alejoss alejoss - 2 months ago 7
Python Question

Python how to solve Unicode Error in string

I'm getting the classical error:

ascii' codec can't decode byte 0xc3 in position 28: ordinal not in

This time, I can't solve it. The error comes from this line:

mensaje_texto_inmobiliaria = "%s, con el email %s y el teléfono %s está se ha contactado con Inmobiliar" % (nombre, email, telefono)

Specifically, from the
word. I have tried adding
# -*- coding: utf-8 -*-
to the beginning of the file, adding
unicode( <string> )
and also
. Nothing worked. Any advice will help.


This is in response to why this solves the issue OP is having, and somebackground on the issue OP is trying describe

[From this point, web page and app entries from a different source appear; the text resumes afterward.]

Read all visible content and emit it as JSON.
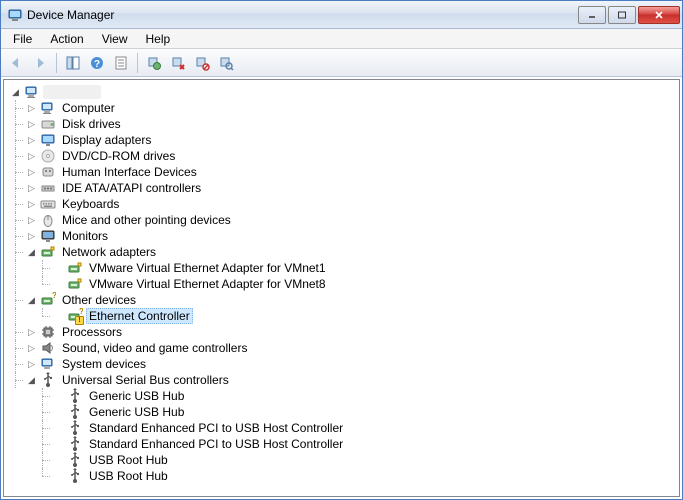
{
  "window": {
    "title": "Device Manager"
  },
  "menu": {
    "file": "File",
    "action": "Action",
    "view": "View",
    "help": "Help"
  },
  "toolbar_tips": {
    "back": "Back",
    "forward": "Forward",
    "show_hide": "Show/Hide Console Tree",
    "help": "Help",
    "properties": "Properties",
    "update": "Update Driver Software",
    "uninstall": "Uninstall",
    "disable": "Disable",
    "scan": "Scan for hardware changes"
  },
  "tree": {
    "root": "",
    "nodes": [
      {
        "label": "Computer",
        "icon": "computer",
        "expand": "collapsed"
      },
      {
        "label": "Disk drives",
        "icon": "disk",
        "expand": "collapsed"
      },
      {
        "label": "Display adapters",
        "icon": "display",
        "expand": "collapsed"
      },
      {
        "label": "DVD/CD-ROM drives",
        "icon": "dvd",
        "expand": "collapsed"
      },
      {
        "label": "Human Interface Devices",
        "icon": "hid",
        "expand": "collapsed"
      },
      {
        "label": "IDE ATA/ATAPI controllers",
        "icon": "ide",
        "expand": "collapsed"
      },
      {
        "label": "Keyboards",
        "icon": "keyboard",
        "expand": "collapsed"
      },
      {
        "label": "Mice and other pointing devices",
        "icon": "mouse",
        "expand": "collapsed"
      },
      {
        "label": "Monitors",
        "icon": "monitor",
        "expand": "collapsed"
      },
      {
        "label": "Network adapters",
        "icon": "network",
        "expand": "expanded",
        "children": [
          {
            "label": "VMware Virtual Ethernet Adapter for VMnet1",
            "icon": "network"
          },
          {
            "label": "VMware Virtual Ethernet Adapter for VMnet8",
            "icon": "network"
          }
        ]
      },
      {
        "label": "Other devices",
        "icon": "other",
        "expand": "expanded",
        "children": [
          {
            "label": "Ethernet Controller",
            "icon": "other",
            "warn": true,
            "selected": true
          }
        ]
      },
      {
        "label": "Processors",
        "icon": "processor",
        "expand": "collapsed"
      },
      {
        "label": "Sound, video and game controllers",
        "icon": "sound",
        "expand": "collapsed"
      },
      {
        "label": "System devices",
        "icon": "system",
        "expand": "collapsed"
      },
      {
        "label": "Universal Serial Bus controllers",
        "icon": "usb",
        "expand": "expanded",
        "children": [
          {
            "label": "Generic USB Hub",
            "icon": "usb"
          },
          {
            "label": "Generic USB Hub",
            "icon": "usb"
          },
          {
            "label": "Standard Enhanced PCI to USB Host Controller",
            "icon": "usb"
          },
          {
            "label": "Standard Enhanced PCI to USB Host Controller",
            "icon": "usb"
          },
          {
            "label": "USB Root Hub",
            "icon": "usb"
          },
          {
            "label": "USB Root Hub",
            "icon": "usb"
          }
        ]
      }
    ]
  }
}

from __future__ import unicode_literals
from builtins import str

In the default iPython 2.7 kernel :

(iPython session)

In [1]: type("é") # By default, quotes in py2 create py2 strings, which is the same thing as a sequence of bytes that given some encoding, can be decoded to a character in that encoding.
Out[1]: str

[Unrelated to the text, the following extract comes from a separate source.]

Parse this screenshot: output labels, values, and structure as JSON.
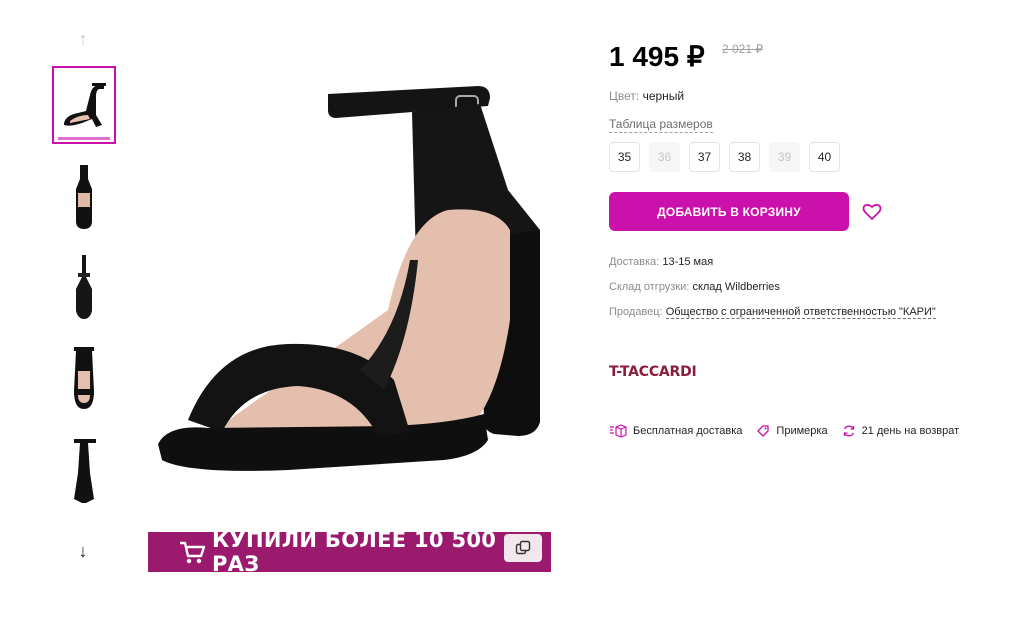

In [2]: type("é".decode("utf-8")) # We can get to the actual text data by decoding it if we know what encoding it was initially encoded in, utf-8 is a safe guess in almost every country but Myanmar.
Out[2]: unicode

In [3]: len("é") # Note that the py2 `str` representation has a length of 2.  There's one byte for the "e" and one byte for the accent.  
Out[3]: 2

In [4]: len("é".decode("utf-8")) # the py2 `unicode` representation has length 1, since an accented e is a single character
Out[4]: 1

Some other things of note in python 2.7:

  • "é" is the same thing as str("é")
  • u"é" is the same thing as "é".decode('utf-8') or unicode("é", 'utf-8')
  • u"é".encode('utf-8') is the same thing as str("é")
  • You typically call decode with a py2 str, and encode with py2 unicode.
    • Due to early design issues, you can call both on either even though that doesn't really make any sense.
    • In python3, str, which is the same as python2 unicode, can no longer be decoded since a string by definition is a decoded sequence of bytes. By default, it uses the utf-8 encoding.
  • Byte sequences that were encoded with in the ascii codec behave exactly the same as their decoded counterparts.
    • In python 2.7 with no future imports : type("a".decode('ascii')) gives a unicode object, but this behaves nearly identically with str("a"). This is not the case in python3.

With that said, here's what the snippets above do :

  • __future__ is a module maintained by the core python team that backports python3 functionality to python2 to allow you to use python3 idioms within python2.
  • from __future__ import unicode_literals has the following effect :
    • Without the future import "é" is the same thing as str("é")
    • With the future import "é" is functionally the same thing as unicode("é")
  • builtins is a module that is approved by the core python team, and contains safe aliases for using python3 idioms in python2 with the python3 api.
    • Due to reasons beyond me, the package itself is named "future", so to install the builtins module you run : pip install future
  • from builtins import str has the following effect :
    • the str constructor now gives what you think it does, i.e. text data in the form of python2 unicode objects. So it's functionally the same thing as str = unicode
    • Note : Python3 str is functionally the same as Python2 unicode
    • Note : To get bytes, you can use the "bytes" prefix, e.g. b'é'

The takeaway is this :

  1. Decode on read/Decode early on and encode on write/encode at the end
  2. Use str objects for bytes and unicode objects for text